I was talking to a friend the other day who lives in London. This fact alone isn't revelatory or unique. What's revelatory to me is how connected we are now. In ten seconds, I can instantly connect with another person on another continent.

In a business context, this is great because we truly have no limitations. However, as with everything in life, too much of one thing without any regulations can present issues.

We live in a hyper-connected world and the majority of us have complicated lives with many moving parts. Living in this type of state 24/7 has led to a rise in stress and anxiety among many other issues. As great as technology has been for us, it's left us devoid of a big thing we all need--time alone.

Why intentional solitude is a necessity

In today's times, western culture has unfortunately equated the desire for solitude with people who are antisocial, sad, or lonely. But the thing is, solitude is the very thing many of us need. It's the thing I much-needed.

Along with many other entrepreneurs growing businesses, I oftentimes feel a sense of guilt for not working. But as I researched this more, some of the most successful people set aside time to think and contemplate life.

For instance, people like Warren Buffett have spent as much as 80 percent of their career reading and thinking. Finding time for solitude is a necessity. Stealing pockets of time for solitude isn't only beneficial for our mental and physical health, it's beneficial for our businesses as well.

In fact, by setting aside one hour each day for solitude and thinking, I can easily state that my life has improved. While there are many possible benefits of solitude, here is the biggest improvement that I've noticed.

You're able to learn about yourself and think deeply.

We hear all the time about self-awareness. But how many of us truly know ourselves? I thought I knew myself. But each day, after another 60 minutes comes and goes, I'm learning more and more about my true self.

When we don't disconnect, we don't allow ourselves time for reflection. In a business sense, we don't allow ourselves time to reflect and improve the problem arising in our businesses.

You may think of yourself and the business as separate entities, but they are not. As Michael Gerber, author of The E-Myth Revisited: Why Small Businesses Don't Work and What to Do About It states:

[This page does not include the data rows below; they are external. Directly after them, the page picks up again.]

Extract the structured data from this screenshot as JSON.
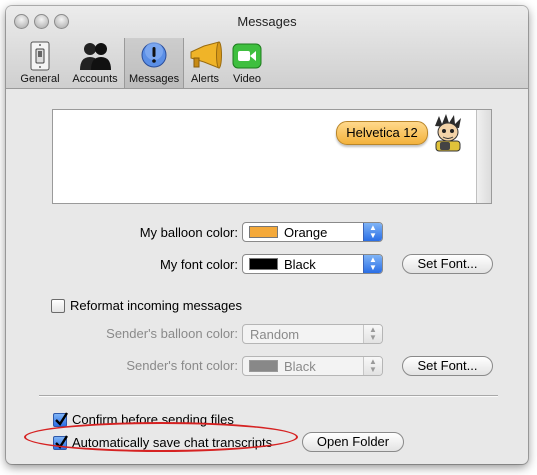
{
  "window": {
    "title": "Messages"
  },
  "toolbar": {
    "items": [
      {
        "label": "General",
        "icon": "light-switch-icon"
      },
      {
        "label": "Accounts",
        "icon": "people-icon"
      },
      {
        "label": "Messages",
        "icon": "exclamation-bubble-icon",
        "selected": true
      },
      {
        "label": "Alerts",
        "icon": "megaphone-icon"
      },
      {
        "label": "Video",
        "icon": "video-camera-icon"
      }
    ]
  },
  "preview": {
    "balloon_text": "Helvetica 12",
    "balloon_color": "#f3b23c"
  },
  "my_balloon": {
    "label": "My balloon color:",
    "value": "Orange",
    "swatch": "#f4a93a"
  },
  "my_font": {
    "label": "My font color:",
    "value": "Black",
    "swatch": "#000000",
    "button": "Set Font..."
  },
  "reformat": {
    "label": "Reformat incoming messages",
    "checked": false
  },
  "sender_balloon": {
    "label": "Sender's balloon color:",
    "value": "Random"
  },
  "sender_font": {
    "label": "Sender's font color:",
    "value": "Black",
    "swatch": "#888888",
    "button": "Set Font..."
  },
  "confirm": {
    "label": "Confirm before sending files",
    "checked": true
  },
  "autosave": {
    "label": "Automatically save chat transcripts",
    "checked": true,
    "button": "Open Folder"
  },
  "colors": {
    "accent": "#2a6ee6",
    "annotation": "#d62222"
  }
}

"Your business is nothing more than a distinct reflection of who you are. If your thinking is sloppy, your business will be sloppy. If you are disorganized, your business will be disorganized. If you are greedy, your employees will be greedy, giving you less and less of themselves and always asking for more. If your information about what needs to be done in your business is limited, your business will reflect that limitation. So if your business is to change--as it must continuously to thrive--you must change first."

As I learned, we don't have business problems, we have life problems. And this concept can extend across multiple disciplines.

Schedule your time of solitude

You most likely schedule proposal meetings, dates, and workouts (I hope). Your intentional solitude habit isn't any different. You might feel guilty about stealing time for yourself, but realize selfishness is a much-needed habit to truly be at your best.

Mark some time off in your planner or Google calendar. Lastly, disconnect in your alone time which means turning off the television and internet (i.e. the distracting sites we all know).

It'll feel difficult or even downright boring, but intentional solitude is giving your brain a chance to reboot, rest, and replenish itself so you can come back stronger, smarter, and healthier.